Turkey has led the charge against Mr. Assad but appears not to have considered the possibility that a more radical regime may ultimately emerge in Syria. Should a radical government take over in Syria, Israel, which is already in its most precarious position since the 1967 War, would be virtually surrounded by Islamist governments. The only missing piece would be Jordan. Given this, the likelihood that Israel will feel it has no choice but to attack Iran’s nuclear program this year has surely risen. What would it be giving up by doing so, after all? Israel argues that it faces an existential threat from a possible nuclear attack by Iran — but it also faces a possible existential threat as a result of the new landscape taking shape around it. For that reason, the Israeli government surely prefers that Mr. Assad stay right where he is.

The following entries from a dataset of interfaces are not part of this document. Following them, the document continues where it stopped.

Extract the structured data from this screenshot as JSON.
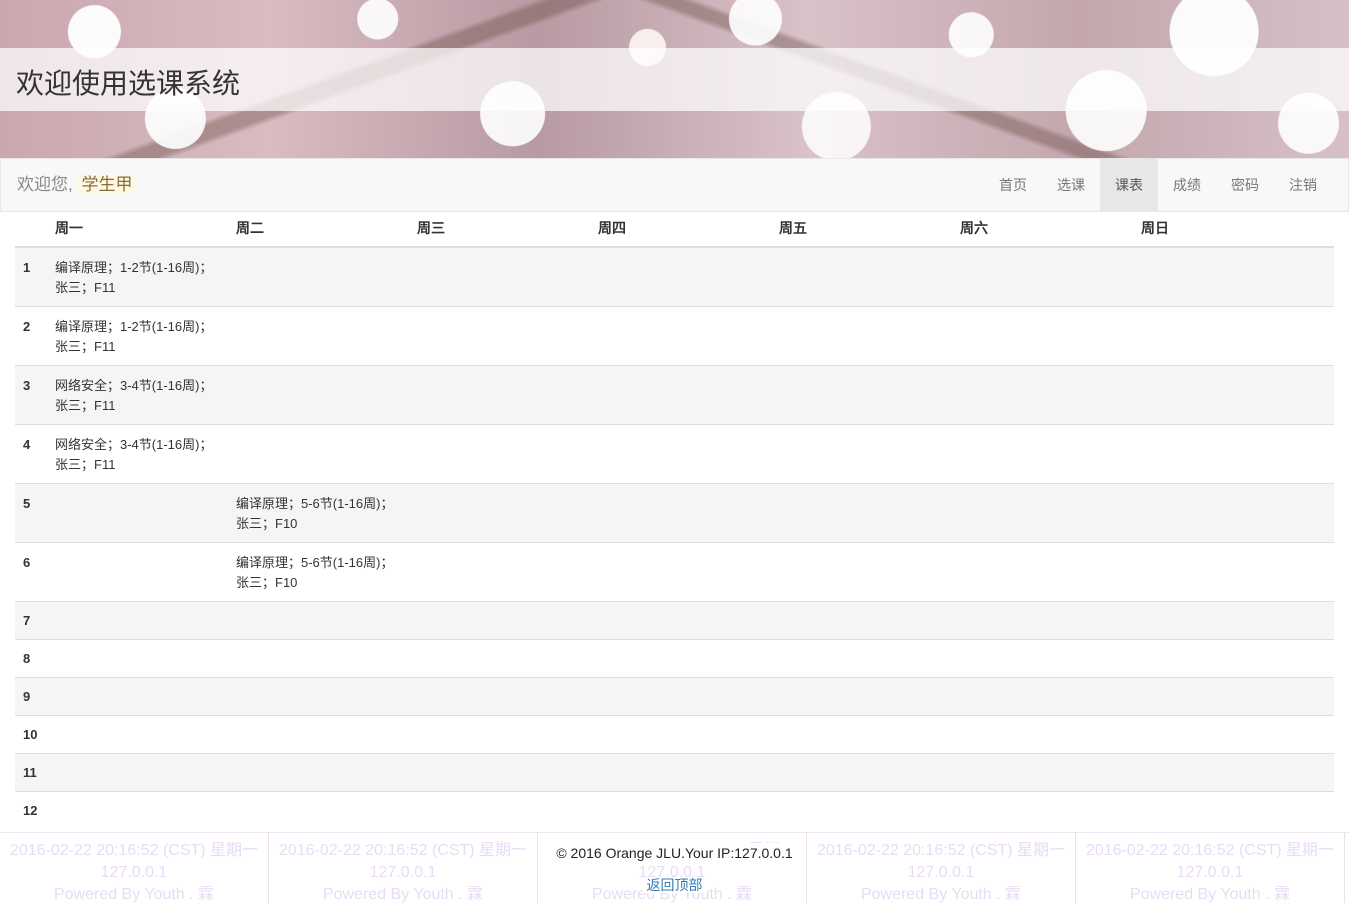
{
  "header": {
    "title": "欢迎使用选课系统"
  },
  "navbar": {
    "welcome_prefix": "欢迎您,",
    "username": "学生甲",
    "items": [
      {
        "label": "首页",
        "active": false
      },
      {
        "label": "选课",
        "active": false
      },
      {
        "label": "课表",
        "active": true
      },
      {
        "label": "成绩",
        "active": false
      },
      {
        "label": "密码",
        "active": false
      },
      {
        "label": "注销",
        "active": false
      }
    ]
  },
  "schedule": {
    "days": [
      "周一",
      "周二",
      "周三",
      "周四",
      "周五",
      "周六",
      "周日"
    ],
    "rows": [
      {
        "period": "1",
        "cells": [
          "编译原理；1-2节(1-16周)；张三；F11",
          "",
          "",
          "",
          "",
          "",
          ""
        ]
      },
      {
        "period": "2",
        "cells": [
          "编译原理；1-2节(1-16周)；张三；F11",
          "",
          "",
          "",
          "",
          "",
          ""
        ]
      },
      {
        "period": "3",
        "cells": [
          "网络安全；3-4节(1-16周)；张三；F11",
          "",
          "",
          "",
          "",
          "",
          ""
        ]
      },
      {
        "period": "4",
        "cells": [
          "网络安全；3-4节(1-16周)；张三；F11",
          "",
          "",
          "",
          "",
          "",
          ""
        ]
      },
      {
        "period": "5",
        "cells": [
          "",
          "编译原理；5-6节(1-16周)；张三；F10",
          "",
          "",
          "",
          "",
          ""
        ]
      },
      {
        "period": "6",
        "cells": [
          "",
          "编译原理；5-6节(1-16周)；张三；F10",
          "",
          "",
          "",
          "",
          ""
        ]
      },
      {
        "period": "7",
        "cells": [
          "",
          "",
          "",
          "",
          "",
          "",
          ""
        ]
      },
      {
        "period": "8",
        "cells": [
          "",
          "",
          "",
          "",
          "",
          "",
          ""
        ]
      },
      {
        "period": "9",
        "cells": [
          "",
          "",
          "",
          "",
          "",
          "",
          ""
        ]
      },
      {
        "period": "10",
        "cells": [
          "",
          "",
          "",
          "",
          "",
          "",
          ""
        ]
      },
      {
        "period": "11",
        "cells": [
          "",
          "",
          "",
          "",
          "",
          "",
          ""
        ]
      },
      {
        "period": "12",
        "cells": [
          "",
          "",
          "",
          "",
          "",
          "",
          ""
        ]
      }
    ]
  },
  "footer": {
    "copyright": "© 2016 Orange JLU.Your IP:127.0.0.1",
    "back_to_top": "返回顶部",
    "watermark": {
      "line1": "2016-02-22 20:16:52 (CST) 星期一",
      "line2": "127.0.0.1",
      "line3": "Powered By Youth . 霖"
    }
  }
}
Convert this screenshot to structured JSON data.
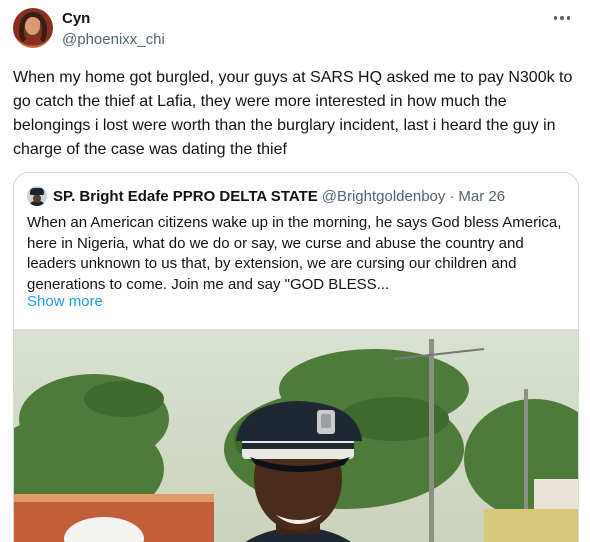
{
  "tweet": {
    "author_name": "Cyn",
    "author_handle": "@phoenixx_chi",
    "more_icon": "more-horizontal-icon",
    "text": "When my home got burgled, your guys at SARS HQ asked me to pay N300k to go catch the thief at Lafia, they were more interested in how much the belongings i lost were worth than the burglary incident, last i heard the guy in charge of the case was dating the thief"
  },
  "quoted_tweet": {
    "author_name": "SP. Bright Edafe PPRO DELTA STATE",
    "author_handle": "@Brightgoldenboy",
    "separator": "·",
    "date": "Mar 26",
    "text": "When an American citizens wake up in the morning, he says God bless America, here in Nigeria, what do we do or say, we curse and abuse the country and leaders unknown to us that, by extension, we are cursing our children and generations to come. Join me and say \"GOD BLESS...",
    "show_more_label": "Show more"
  },
  "colors": {
    "text_primary": "#0f1419",
    "text_secondary": "#536471",
    "link": "#1d9bf0",
    "border": "#cfd9de"
  }
}
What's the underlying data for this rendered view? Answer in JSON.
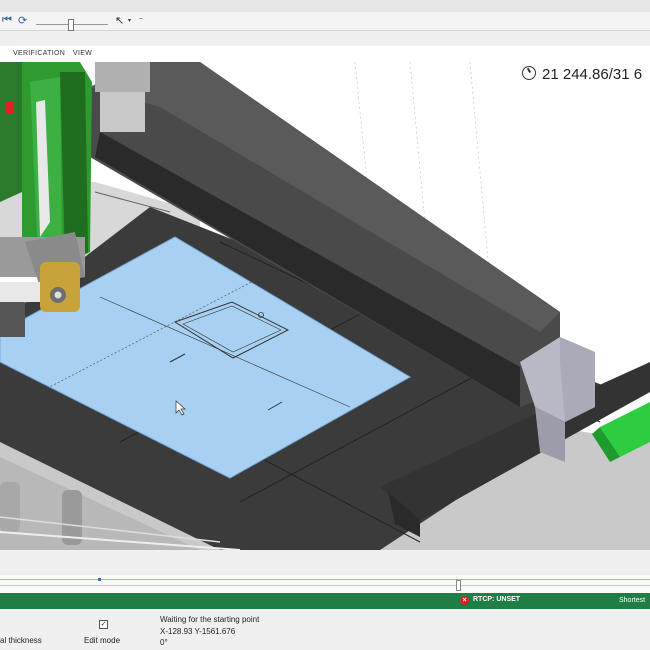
{
  "toolbar": {
    "rewind_icon": "skip-back-icon",
    "refresh_icon": "refresh-icon",
    "pointer_icon": "cursor-arrow-icon",
    "dropdown_icon": "chevron-down-icon"
  },
  "ribbon": {
    "tabs": [
      "VERIFICATION",
      "VIEW"
    ]
  },
  "viewport": {
    "coordinate_readout": "21 244.86/31 6"
  },
  "status": {
    "rtcp_label": "RTCP: UNSET",
    "shortest_label": "Shortest",
    "accent_color": "#1e7e45"
  },
  "bottom_panel": {
    "thickness_label": "al thickness",
    "edit_mode_label": "Edit mode",
    "message": "Waiting for the starting point",
    "coords": "X-128.93 Y-1561.676",
    "angle": "0°"
  }
}
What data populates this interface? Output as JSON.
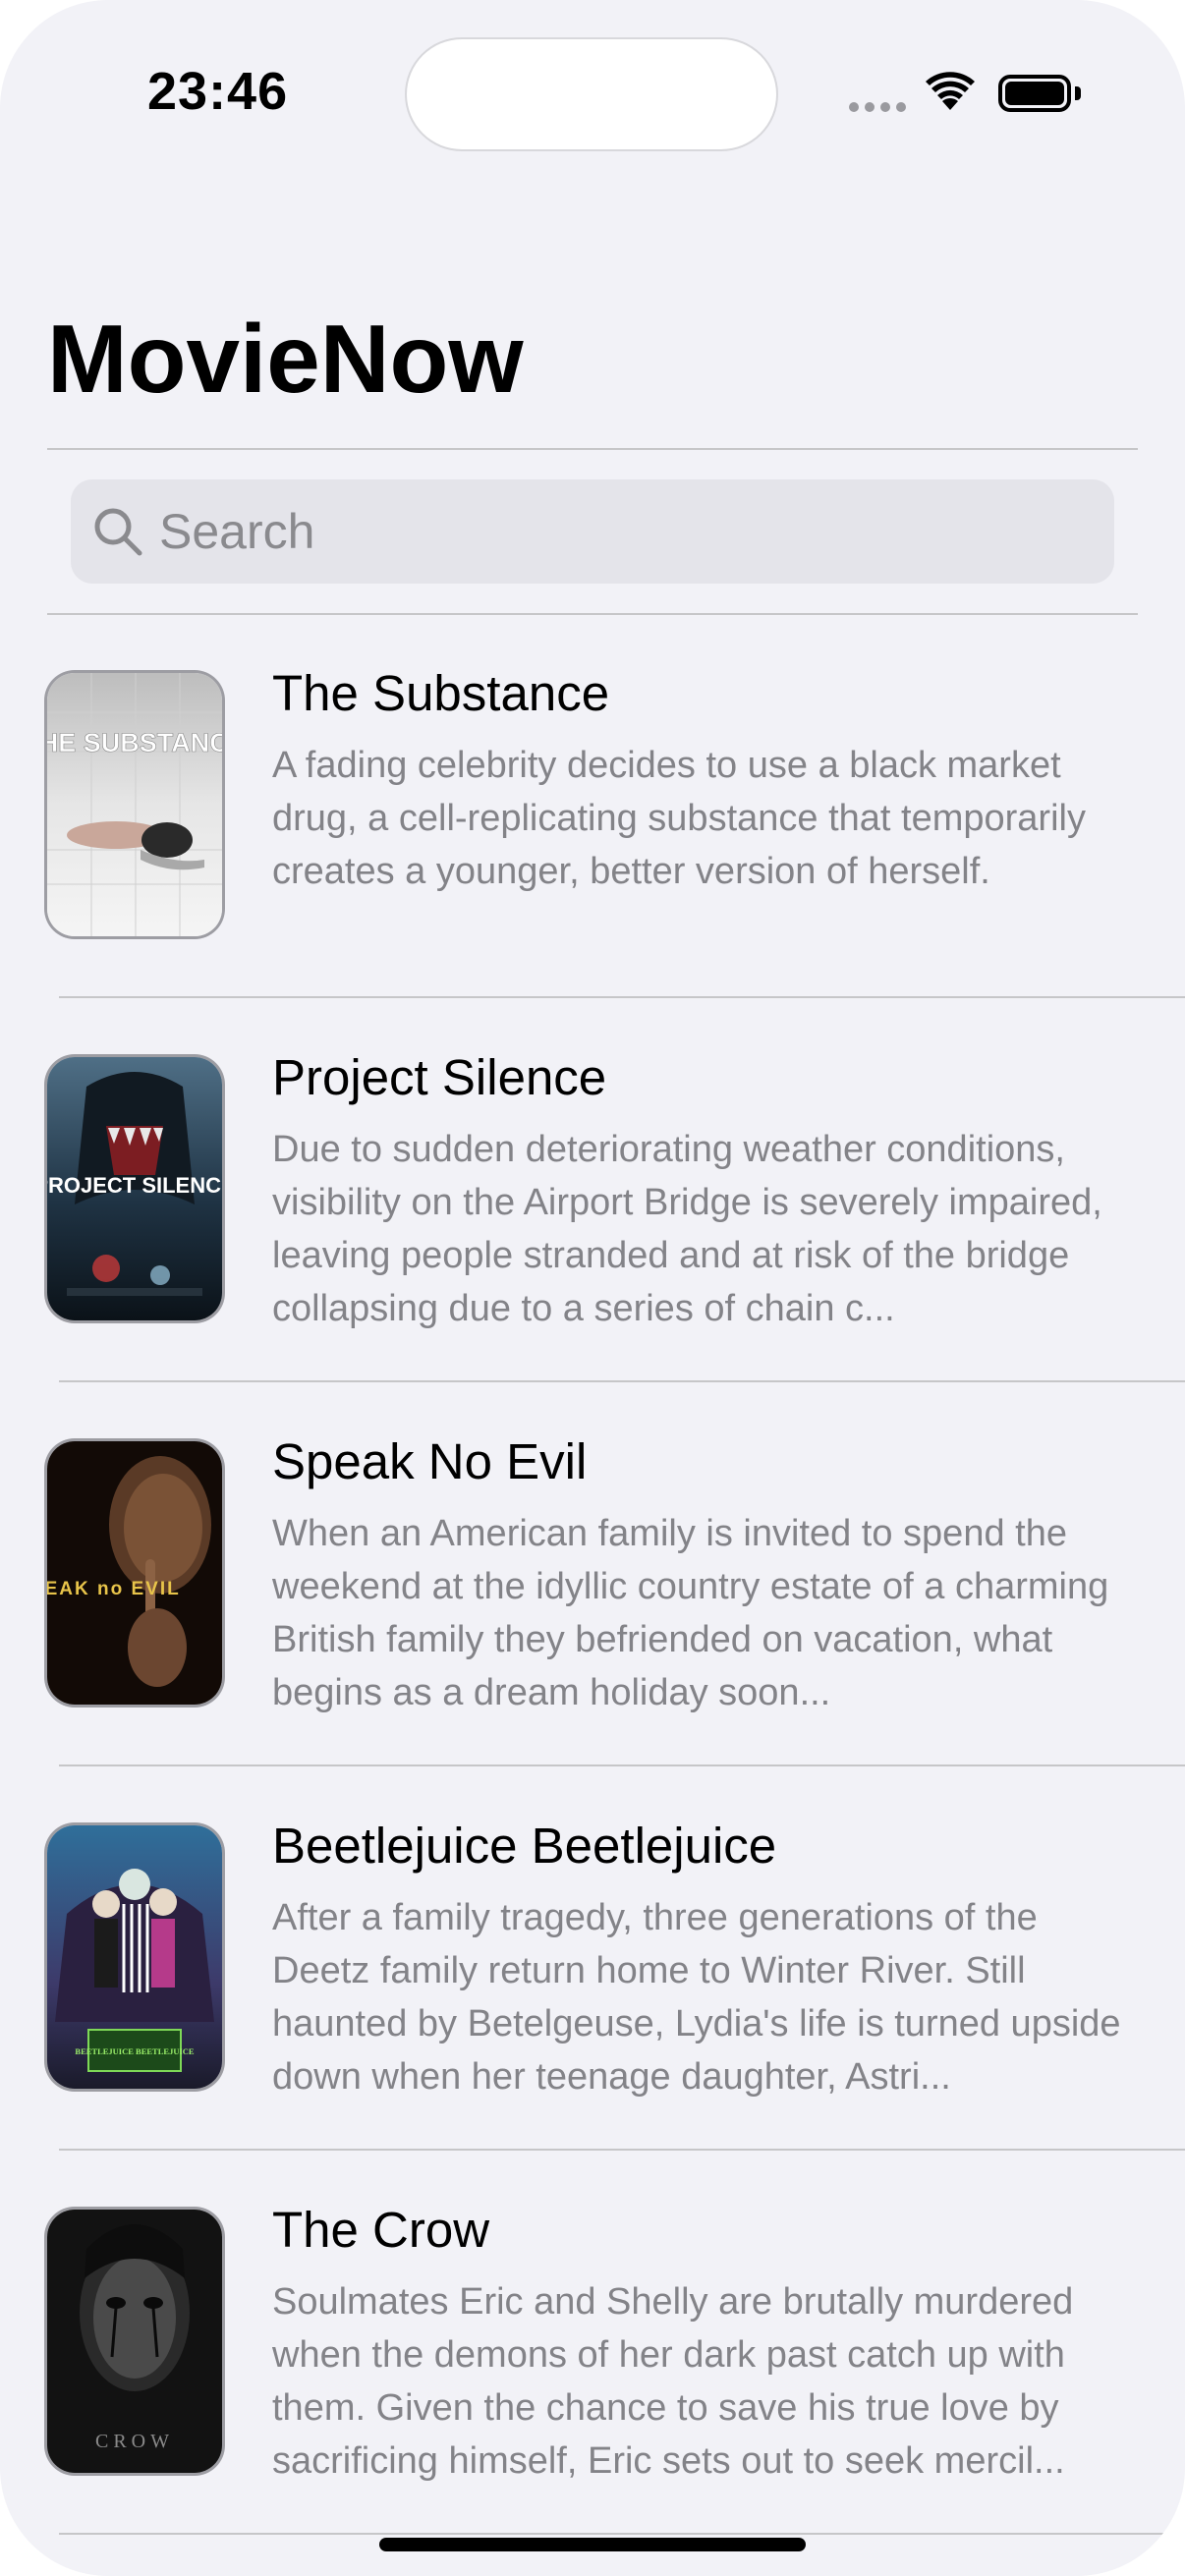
{
  "status_bar": {
    "time": "23:46",
    "icons": [
      "cellular-signal-icon",
      "wifi-icon",
      "battery-icon"
    ]
  },
  "app": {
    "title": "MovieNow"
  },
  "search": {
    "placeholder": "Search",
    "value": ""
  },
  "movies": [
    {
      "title": "The Substance",
      "overview": "A fading celebrity decides to use a black market drug, a cell-replicating substance that temporarily creates a younger, better version of herself.",
      "poster_text": "THE SUBSTANCE"
    },
    {
      "title": "Project Silence",
      "overview": "Due to sudden deteriorating weather conditions, visibility on the Airport Bridge is severely impaired, leaving people stranded and at risk of the bridge collapsing due to a series of chain c...",
      "poster_text": "PROJECT SILENCE"
    },
    {
      "title": "Speak No Evil",
      "overview": "When an American family is invited to spend the weekend at the idyllic country estate of a charming British family they befriended on vacation, what begins as a dream holiday soon...",
      "poster_text": "SPEAK no EVIL"
    },
    {
      "title": "Beetlejuice Beetlejuice",
      "overview": "After a family tragedy, three generations of the Deetz family return home to Winter River. Still haunted by Betelgeuse, Lydia's life is turned upside down when her teenage daughter, Astri...",
      "poster_text": "BEETLEJUICE BEETLEJUICE"
    },
    {
      "title": "The Crow",
      "overview": "Soulmates Eric and Shelly are brutally murdered when the demons of her dark past catch up with them. Given the chance to save his true love by sacrificing himself, Eric sets out to seek mercil...",
      "poster_text": "CROW"
    }
  ],
  "colors": {
    "background": "#f2f2f7",
    "search_fill": "#e4e4ea",
    "secondary_text": "#838388",
    "separator": "#c6c6c8"
  }
}
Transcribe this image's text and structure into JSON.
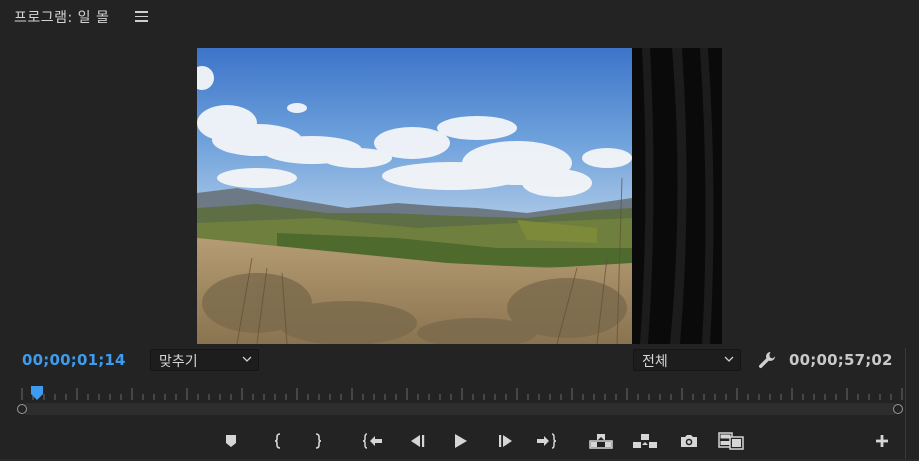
{
  "panel": {
    "title": "프로그램: 일 몰",
    "menu_icon": "hamburger-menu-icon"
  },
  "viewer": {
    "frame": "landscape-with-hills-and-clouds",
    "overlay": "dark-fabric-curtain-transition"
  },
  "timecode": {
    "current": "00;00;01;14",
    "duration": "00;00;57;02"
  },
  "zoom_select": {
    "value": "맞추기"
  },
  "resolution_select": {
    "value": "전체"
  },
  "playhead_position": 0.024,
  "controls": [
    {
      "name": "add-marker-button",
      "icon": "marker-icon"
    },
    {
      "name": "mark-in-button",
      "icon": "mark-in-icon"
    },
    {
      "name": "mark-out-button",
      "icon": "mark-out-icon"
    },
    {
      "name": "go-to-in-button",
      "icon": "go-to-in-icon"
    },
    {
      "name": "step-back-button",
      "icon": "step-back-icon"
    },
    {
      "name": "play-button",
      "icon": "play-icon"
    },
    {
      "name": "step-forward-button",
      "icon": "step-forward-icon"
    },
    {
      "name": "go-to-out-button",
      "icon": "go-to-out-icon"
    },
    {
      "name": "lift-button",
      "icon": "lift-icon"
    },
    {
      "name": "extract-button",
      "icon": "extract-icon"
    },
    {
      "name": "export-frame-button",
      "icon": "camera-icon"
    },
    {
      "name": "comparison-view-button",
      "icon": "comparison-view-icon"
    },
    {
      "name": "button-editor-button",
      "icon": "plus-icon"
    }
  ],
  "colors": {
    "background": "#232323",
    "accent": "#3d9cf0",
    "text": "#cfcfcf"
  }
}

And I would argue that is exactly what the West should prefer, for it should now be apparent to all that rapid political change is not necessarily a good thing, and the results of that change in the region to date are not encouraging. As much as the West would like to believe that everyone in the world prefers western-style democracies, that is not, in fact, the case. Democratic elections often deliver results contrary to what the West would like to see.
Many throughout the world look at what American democracy has descended to – with big money dominating the political process, wealthy and powerful people who break the law not spending a day in jail, and some people who object to the status quo being labeled threats to national security – and wonder why they would want to emulate it. In addition, it would be nice if the world were simply a place where demonstrators demonstrate, dictators fall, and liberal democracies take their place — but that is not the world we live in. As Mr. Assad has said, the West should be very careful what it wishes for in Syria, because it is unlikely to get what it wants.